CalTopo can print using most map layers; Google's layers (e.g. satellite) are not available due to licensing issues.
To start, select Print to PDF or JPG from the Print menu at the top of the screen.
This will open a print page in a new browser tab.
The red rectangle is the page boundary; you can drag it using the center dot or the arrow on each corner. Add and remove pages, or change each page's orientation, using the controls at the bottom left of the screen.
Additional settings available in the left bar include:
- Page size, including custom sizes. Pro-level accounts can choose pages sizes up to 48"x48".
- Map scale, including custom scales. Casual users probably just care about the page boundaries and not the scale, but often advanced users benefit from being able to print maps that are exactly 1:24k or 1:50k.
- Whether to create a PDF (useful for printing) or a JPEG (for loading into an image editor).
- A title, which shows up at the bottom of the PDF, and also serves as a way to identify each PDF within CalTopo.
- The ability to include UTM or USNG gridlines, and Lat/Long tick marks. As with map scale, this is probably meaningless to casual users but super important for off-trail travel.
- Map datum. This setting only affects the UTM gridlines and Lat/Long tickmarks.
- Whether to shade polygons, or print them with transparent fill for greater legibility.
- The ability to print extra-large icons for large-format briefing maps that are meant to be viewed at a distance.
There are also a handful of PDF management options, which don't affect the PDF itself but control how it is stored in CalTopo.
- The Keep For option controls how long a PDF's URL will stay around before expiring. You can always download a PDF and keep it forever, but the URL is an easy mechanism for sharing it with others or downloading it to your phone.
- Load From allows you to load page boundaries from a previously created PDF, making it easy to produce a new map with the same dimensions and borders, but updated data or base layers.
- Save As lets you replace an existing map that you've already printed. If you want to seamlessly update a PDF URL you've already shared with someone, set both the Load From and Save As options to that PDF.

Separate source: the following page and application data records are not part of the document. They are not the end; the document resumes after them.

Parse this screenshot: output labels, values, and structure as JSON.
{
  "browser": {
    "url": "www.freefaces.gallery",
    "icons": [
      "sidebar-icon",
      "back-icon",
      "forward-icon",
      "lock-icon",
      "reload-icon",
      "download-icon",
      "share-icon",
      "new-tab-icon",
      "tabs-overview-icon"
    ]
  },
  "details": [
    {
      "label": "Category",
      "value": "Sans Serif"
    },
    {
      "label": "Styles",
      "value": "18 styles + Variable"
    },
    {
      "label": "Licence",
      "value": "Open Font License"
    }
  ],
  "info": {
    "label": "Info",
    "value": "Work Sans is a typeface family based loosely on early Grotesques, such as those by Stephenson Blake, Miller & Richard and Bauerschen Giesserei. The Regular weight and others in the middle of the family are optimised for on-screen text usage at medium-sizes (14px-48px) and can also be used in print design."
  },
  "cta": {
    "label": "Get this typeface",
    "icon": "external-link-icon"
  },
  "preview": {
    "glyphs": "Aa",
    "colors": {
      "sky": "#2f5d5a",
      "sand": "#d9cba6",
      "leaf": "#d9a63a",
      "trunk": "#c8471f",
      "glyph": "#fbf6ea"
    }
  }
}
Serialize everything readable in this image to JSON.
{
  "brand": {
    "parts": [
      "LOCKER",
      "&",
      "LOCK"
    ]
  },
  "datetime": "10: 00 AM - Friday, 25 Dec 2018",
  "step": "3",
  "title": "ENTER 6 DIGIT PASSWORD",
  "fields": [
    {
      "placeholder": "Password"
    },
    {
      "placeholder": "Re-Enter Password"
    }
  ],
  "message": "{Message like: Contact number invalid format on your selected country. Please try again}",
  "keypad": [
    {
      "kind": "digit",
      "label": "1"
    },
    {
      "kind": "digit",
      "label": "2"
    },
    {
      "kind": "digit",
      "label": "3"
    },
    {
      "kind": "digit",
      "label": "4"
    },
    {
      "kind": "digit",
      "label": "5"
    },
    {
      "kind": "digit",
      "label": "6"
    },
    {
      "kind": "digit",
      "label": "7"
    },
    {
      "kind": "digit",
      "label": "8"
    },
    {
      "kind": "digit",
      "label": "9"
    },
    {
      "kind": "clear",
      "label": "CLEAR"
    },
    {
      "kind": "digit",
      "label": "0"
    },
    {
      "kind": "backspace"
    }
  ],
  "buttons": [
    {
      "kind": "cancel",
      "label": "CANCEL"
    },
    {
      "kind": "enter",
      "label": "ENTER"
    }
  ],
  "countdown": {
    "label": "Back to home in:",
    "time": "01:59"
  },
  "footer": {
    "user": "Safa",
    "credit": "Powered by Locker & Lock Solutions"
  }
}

Pro-level subscribers also have a few additional PDF features under the Customization section. You can specify custom text for the PDF's QR code, and upload images such as a profile or organization logo for each corner of the map.
By default, multi-page PDFs will include an overview page showing the location of each page boundary.
All PDFs include a footer with some basic information. The first line on the left is the page number for multi-page PDFs, the title, or if no title is specified, the map projection. The next two lines are the datum and UTM or USNG zone, which are always displayed but only meaningful if you've chosen to print a coordinate grid.
The center is a bar showing the map scale in both miles and kilometers, with the exact scale and a real-world inch:feet representation printed below.
At the far right is a declination arrow, which shows the magnetic declination at the center of the map. This is the present-day declination, computed when the PDF is generated and rounded to the nearest degree. Single-page geospatial PDFs (see below) have a QR code to the left of the declination arrow so that printed maps can easily be imported into a phone.
All single-page PDFs printed on CalTopo are geospatial PDFs, which means that they contain extra information relating positions on the PDF to real-world coordinates. While there are a number of programs that can read this information, the most common use is to pull CalTopo maps into the Avenza PDF Maps application. You can view your location on the PDF, as well as record tracks and import or export data.
Any PDF you create while signed into CalTopo is automatically saved to your account. You can access them via the Your PDFs tab of your account dialog.
The dropdown at the far right shows the number of days until the PDF will expire, and allows you to change its expiration date, including bumping it out to whatever your account is limited to. In theory, a free account could keep a PDF around forever by visiting this page once a week and resetting the expiration date to 7 days out.
There is no limit to the number of PDFs you can have active at once, but you can delete a PDF using the red X in the first column.